The week was good. It started off right with The Hateful Eight, the new Quentin Tarantino film. I won’t go into a review or spoilers here, but I’m again impressed by his use of dialogue and his ability to keep me invested in the story and the characters. I learned a lot from it (and was entertained). A win-win.
The week started with me missing one writing sprint, so only 30 minutes of writing on Sunday. But I wrote 800 words, which wasn’t a bad clip. Sunday was the only day this week that I did less than two sprints per day. I took vacation from my day job, so I had a long weekend. Nice, but it got me out of my routine and a few of those days it was touch and go with getting both sprints in. But I did, even with New Year’s Eve and all that. Getting them early makes a big difference.
I won’t break it down by day to keep from boring you, but total words written last week hit 8,734. That’s an average of around 1,250 per day.

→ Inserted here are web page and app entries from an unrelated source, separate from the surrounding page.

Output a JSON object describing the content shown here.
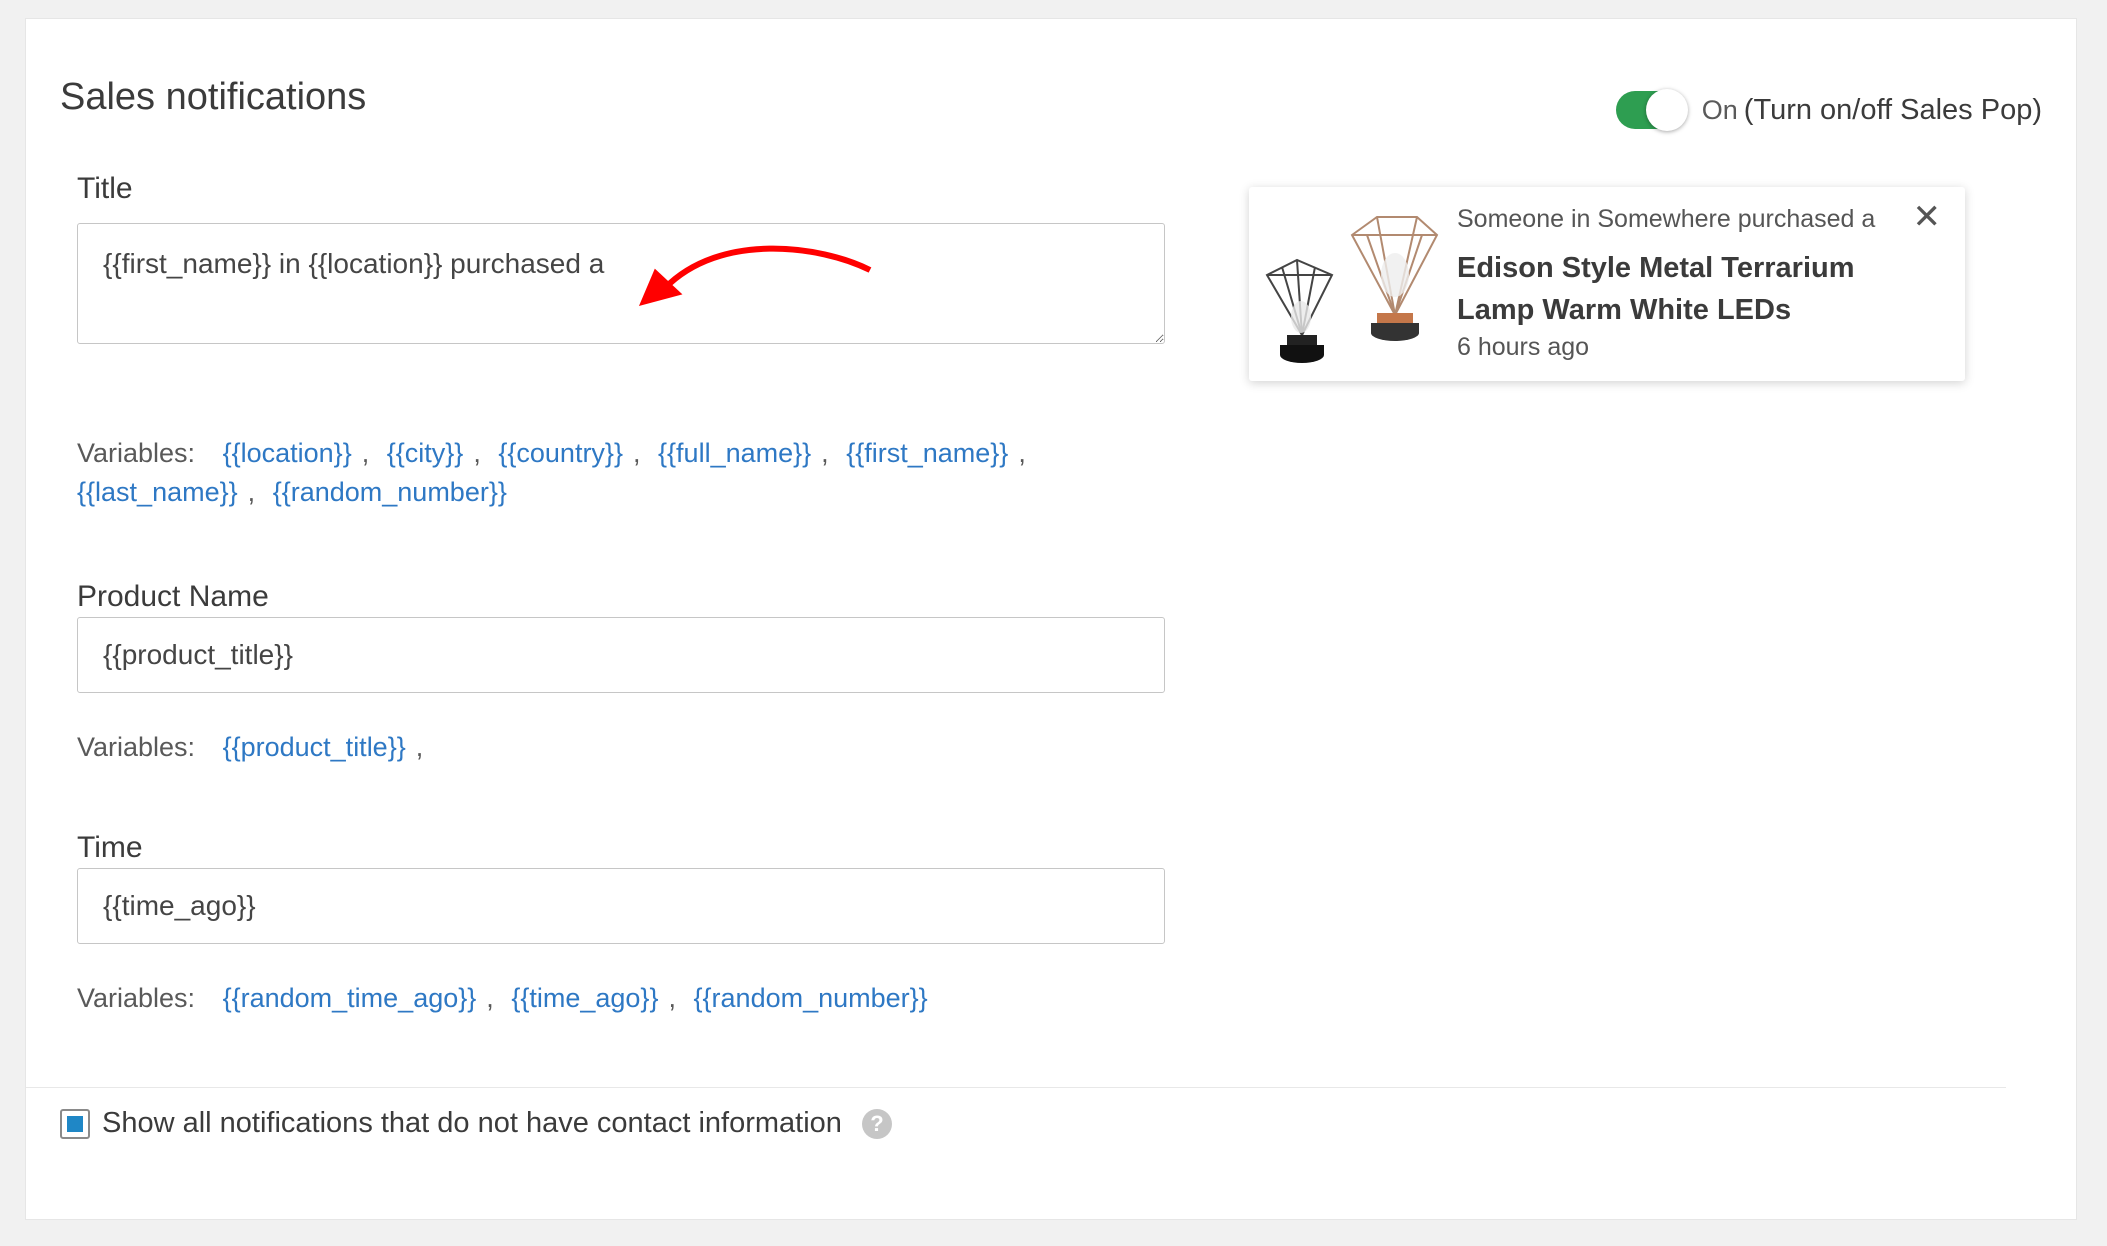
{
  "header": {
    "title": "Sales notifications",
    "toggle_state": "On",
    "toggle_description": "(Turn on/off Sales Pop)",
    "toggle_on": true,
    "toggle_color": "#2e9e51"
  },
  "fields": {
    "title": {
      "label": "Title",
      "value": "{{first_name}} in {{location}} purchased a",
      "variables_label": "Variables:",
      "variables": [
        "{{location}}",
        "{{city}}",
        "{{country}}",
        "{{full_name}}",
        "{{first_name}}",
        "{{last_name}}",
        "{{random_number}}"
      ]
    },
    "product_name": {
      "label": "Product Name",
      "value": "{{product_title}}",
      "variables_label": "Variables:",
      "variables": [
        "{{product_title}}"
      ],
      "trailing": ","
    },
    "time": {
      "label": "Time",
      "value": "{{time_ago}}",
      "variables_label": "Variables:",
      "variables": [
        "{{random_time_ago}}",
        "{{time_ago}}",
        "{{random_number}}"
      ]
    }
  },
  "preview": {
    "line1": "Someone in Somewhere purchased a",
    "product": "Edison Style Metal Terrarium Lamp Warm White LEDs",
    "time": "6 hours ago",
    "close_icon": "close-icon"
  },
  "footer": {
    "checkbox_checked": true,
    "checkbox_label": "Show all notifications that do not have contact information",
    "help_icon": "?"
  },
  "colors": {
    "link": "#2e78c4",
    "checkbox_fill": "#1f87c6",
    "annotation_arrow": "#ff0000"
  }
}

Progress was a little slow since I got bogged down in the story for a while.
Let’s talk about that for a bit. Everybody gets bogged down at some point; some detail about your story isn’t working, some plot line isn’t tying out or you hit a brick wall in terms of the dreaded question: What Happens Next?
It happens. The solution? Write through it.
I know that sounds like I’m being flippant, but I’m not. When I get stuck I sometimes take a short break. I get up and walk around or listen to music. Sometimes I read. Sometimes I watch TV. The key is that it’s only a short break. I can’t keep up production if I’m constantly fretting about how my critical voice is reminding me that I’m not a special snowflake. I can’t worry that my prose doesn’t sing like McCarthy or my characters don’t engage like Tarantino’s or my story doesn’t seem real as real as Stephen King’s. That’s self-doubt coming through. Critical voice. As Dean Wesley Smith says, critical voice is there to stop you. That’s its job.
After I’ve taken a few minutes away, I sit down and start typing again. Sometimes it’s sloooooow, but eventually it picks up and I’m back on track again.
Or I could sit and fret and not produce a goddamn word. That gets me nowhere fast which, by my definition, is dumb. Nobody ever wrote anything by not writing.
Case in point: I’m working on a weird western novel right now. I got to a point in my pseudo-outline where something was supposed to happen a certain way. I had it all planned out and then I started to bog down and lose interest.
Eventually I remembered a cardinal rule of mine: if I’m getting bored then the reader is surely getting bored too.
So I scrapped the outline, hopped in the shower and got to thinking. I surprised my characters with something I didn’t see coming, hence they didn’t see it coming and–you guessed it–the reader shouldn’t see coming either. Suddenly the story was fun again and trucking along full speed.
As of today I’ve written for 47 days unbroken. Not a bad streak. Looks like my estimate for December’s totals was a little too high: I hit 37,634 words for the month, not the 39-40k I’d hoped for. Again, probably because I got bogged down there for a bit.
Estimates are this weird western novel will hit around 75k words, which means that I’m around 80% through it. That feels about right. That’ll put me finishing around mid-January. I don’t force a book to a particular word length; rather I forecast how long I think the story might be, which means it could change. Probably will.
Either way 2016 is off to a great start.